WHAT TO WORK ON: For the entries below, report every line that includes the word "الصفحة".

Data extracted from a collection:
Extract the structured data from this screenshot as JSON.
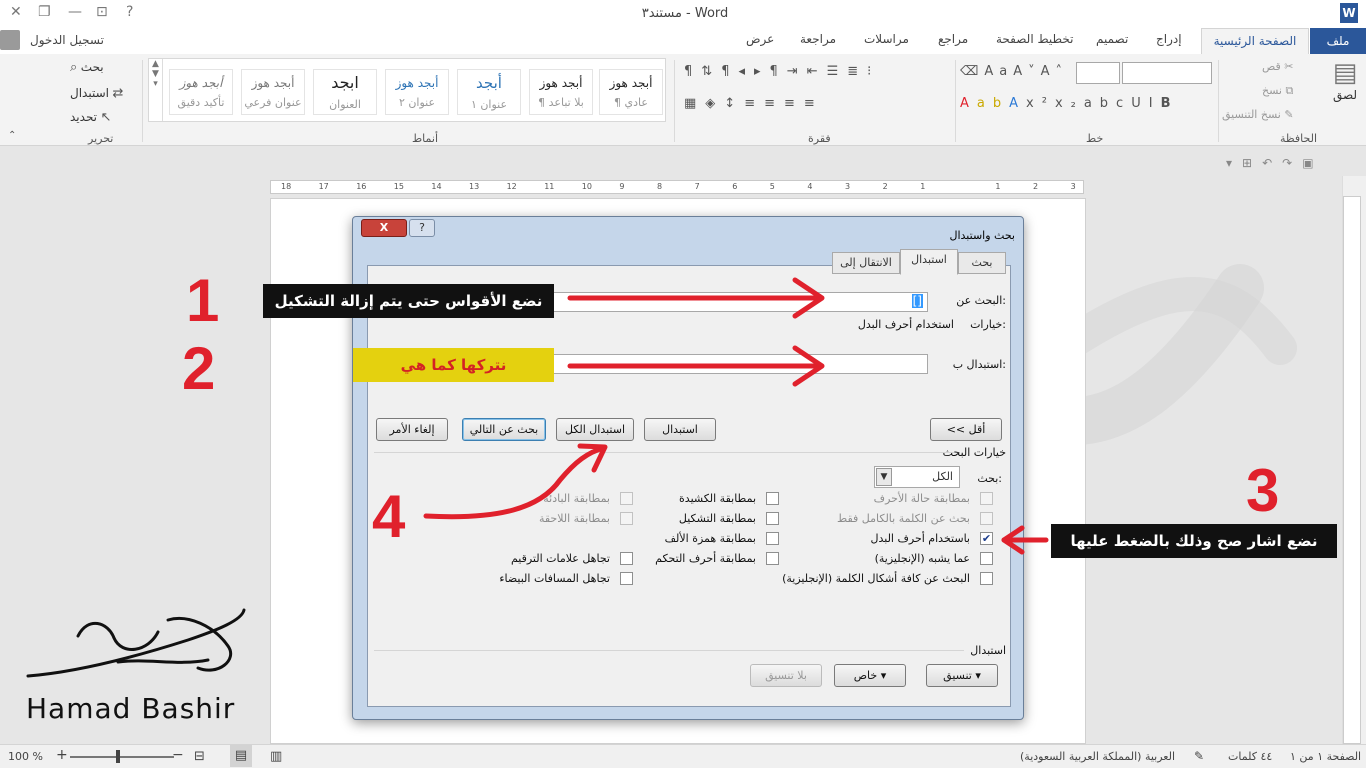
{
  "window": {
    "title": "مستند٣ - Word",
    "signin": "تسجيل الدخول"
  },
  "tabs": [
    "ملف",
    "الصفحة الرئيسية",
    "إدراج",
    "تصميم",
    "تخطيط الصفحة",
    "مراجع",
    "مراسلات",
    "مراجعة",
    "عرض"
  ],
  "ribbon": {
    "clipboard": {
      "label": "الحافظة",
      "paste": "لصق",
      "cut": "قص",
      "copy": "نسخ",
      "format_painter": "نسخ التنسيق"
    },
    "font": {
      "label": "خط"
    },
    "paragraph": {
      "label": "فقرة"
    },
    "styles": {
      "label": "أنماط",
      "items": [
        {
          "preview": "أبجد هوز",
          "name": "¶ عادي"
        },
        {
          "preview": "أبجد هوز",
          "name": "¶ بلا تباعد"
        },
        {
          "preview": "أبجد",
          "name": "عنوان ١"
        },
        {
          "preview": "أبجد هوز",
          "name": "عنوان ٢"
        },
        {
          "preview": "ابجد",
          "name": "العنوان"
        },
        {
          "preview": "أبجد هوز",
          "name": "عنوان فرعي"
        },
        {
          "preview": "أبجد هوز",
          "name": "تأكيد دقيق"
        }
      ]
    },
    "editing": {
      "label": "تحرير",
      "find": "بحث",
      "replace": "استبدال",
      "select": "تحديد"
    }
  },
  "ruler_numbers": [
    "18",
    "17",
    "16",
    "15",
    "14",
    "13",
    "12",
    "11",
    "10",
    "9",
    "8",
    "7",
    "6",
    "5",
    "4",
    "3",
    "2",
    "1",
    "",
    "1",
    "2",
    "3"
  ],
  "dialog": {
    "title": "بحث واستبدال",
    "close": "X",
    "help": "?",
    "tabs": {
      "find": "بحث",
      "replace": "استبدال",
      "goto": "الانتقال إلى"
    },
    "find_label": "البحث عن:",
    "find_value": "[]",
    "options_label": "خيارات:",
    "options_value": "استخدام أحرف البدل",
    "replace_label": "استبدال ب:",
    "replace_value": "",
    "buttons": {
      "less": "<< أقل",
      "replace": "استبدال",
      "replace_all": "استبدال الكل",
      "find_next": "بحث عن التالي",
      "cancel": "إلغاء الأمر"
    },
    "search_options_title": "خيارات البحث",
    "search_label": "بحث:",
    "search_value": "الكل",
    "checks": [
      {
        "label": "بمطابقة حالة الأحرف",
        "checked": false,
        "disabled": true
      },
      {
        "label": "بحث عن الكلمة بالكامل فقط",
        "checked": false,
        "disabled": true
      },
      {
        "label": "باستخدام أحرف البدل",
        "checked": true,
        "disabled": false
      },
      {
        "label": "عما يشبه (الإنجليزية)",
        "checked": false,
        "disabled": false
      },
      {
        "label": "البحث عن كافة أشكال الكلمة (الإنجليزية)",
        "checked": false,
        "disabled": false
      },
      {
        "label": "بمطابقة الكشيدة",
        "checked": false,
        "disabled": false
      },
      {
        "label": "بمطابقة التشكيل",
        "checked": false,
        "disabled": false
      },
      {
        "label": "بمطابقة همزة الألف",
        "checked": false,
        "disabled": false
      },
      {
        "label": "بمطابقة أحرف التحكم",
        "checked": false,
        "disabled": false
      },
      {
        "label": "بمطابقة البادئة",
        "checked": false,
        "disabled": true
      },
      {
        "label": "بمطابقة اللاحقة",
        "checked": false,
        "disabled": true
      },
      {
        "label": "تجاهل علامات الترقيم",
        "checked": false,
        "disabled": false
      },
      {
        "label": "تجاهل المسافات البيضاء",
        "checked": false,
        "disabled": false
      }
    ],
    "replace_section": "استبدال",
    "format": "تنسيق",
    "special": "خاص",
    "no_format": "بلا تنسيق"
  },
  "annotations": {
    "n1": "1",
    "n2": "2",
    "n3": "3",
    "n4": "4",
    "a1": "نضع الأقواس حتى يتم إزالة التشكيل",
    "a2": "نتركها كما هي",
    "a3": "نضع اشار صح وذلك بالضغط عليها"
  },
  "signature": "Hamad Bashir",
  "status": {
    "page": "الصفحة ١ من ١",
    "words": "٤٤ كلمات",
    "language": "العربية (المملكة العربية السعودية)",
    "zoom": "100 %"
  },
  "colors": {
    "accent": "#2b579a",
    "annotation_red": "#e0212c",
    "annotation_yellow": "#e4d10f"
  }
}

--

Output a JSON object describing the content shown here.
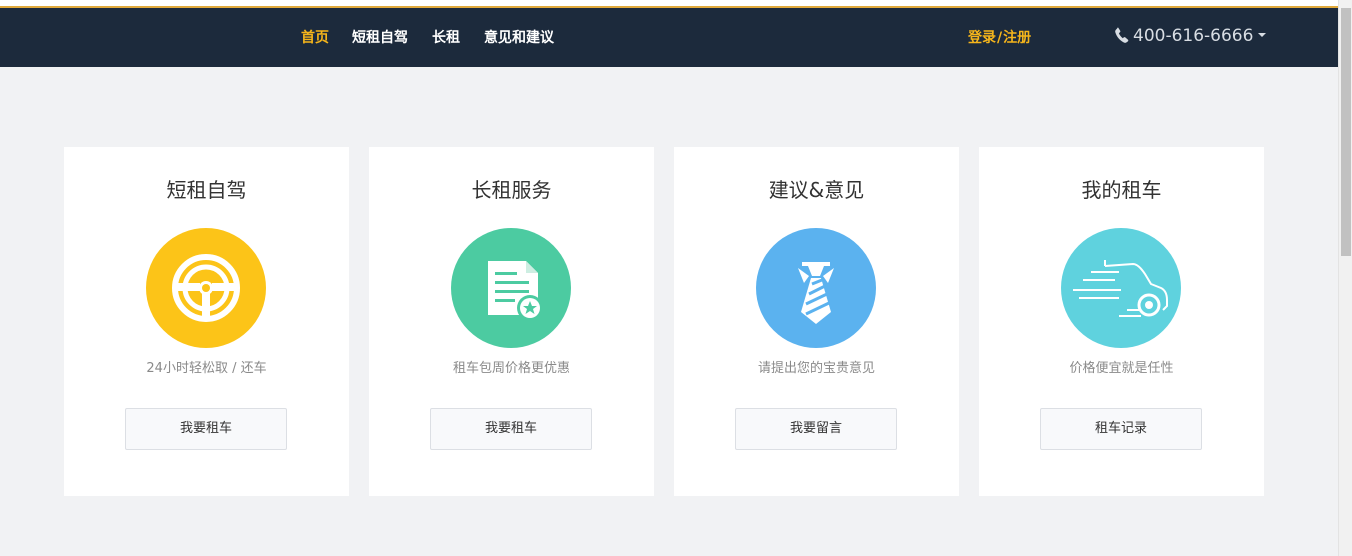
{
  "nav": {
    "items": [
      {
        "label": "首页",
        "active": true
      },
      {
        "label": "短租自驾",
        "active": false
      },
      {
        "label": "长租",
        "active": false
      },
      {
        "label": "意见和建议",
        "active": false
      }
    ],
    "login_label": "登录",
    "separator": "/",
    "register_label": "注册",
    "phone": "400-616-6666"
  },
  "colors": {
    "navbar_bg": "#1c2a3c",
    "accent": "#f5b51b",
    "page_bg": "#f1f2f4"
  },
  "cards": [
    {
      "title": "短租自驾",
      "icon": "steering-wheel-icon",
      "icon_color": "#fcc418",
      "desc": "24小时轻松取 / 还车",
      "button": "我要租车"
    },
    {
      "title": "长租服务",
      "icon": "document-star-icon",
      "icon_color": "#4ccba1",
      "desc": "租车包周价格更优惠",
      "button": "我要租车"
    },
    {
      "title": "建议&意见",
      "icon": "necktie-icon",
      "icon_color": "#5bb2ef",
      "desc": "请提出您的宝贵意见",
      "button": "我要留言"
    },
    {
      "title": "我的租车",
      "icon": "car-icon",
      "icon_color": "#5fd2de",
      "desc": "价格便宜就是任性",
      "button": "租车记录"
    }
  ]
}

OUTPUT:
    "الصفحة الرئيسية",
    "تخطيط الصفحة",
    "page": "الصفحة ١ من ١",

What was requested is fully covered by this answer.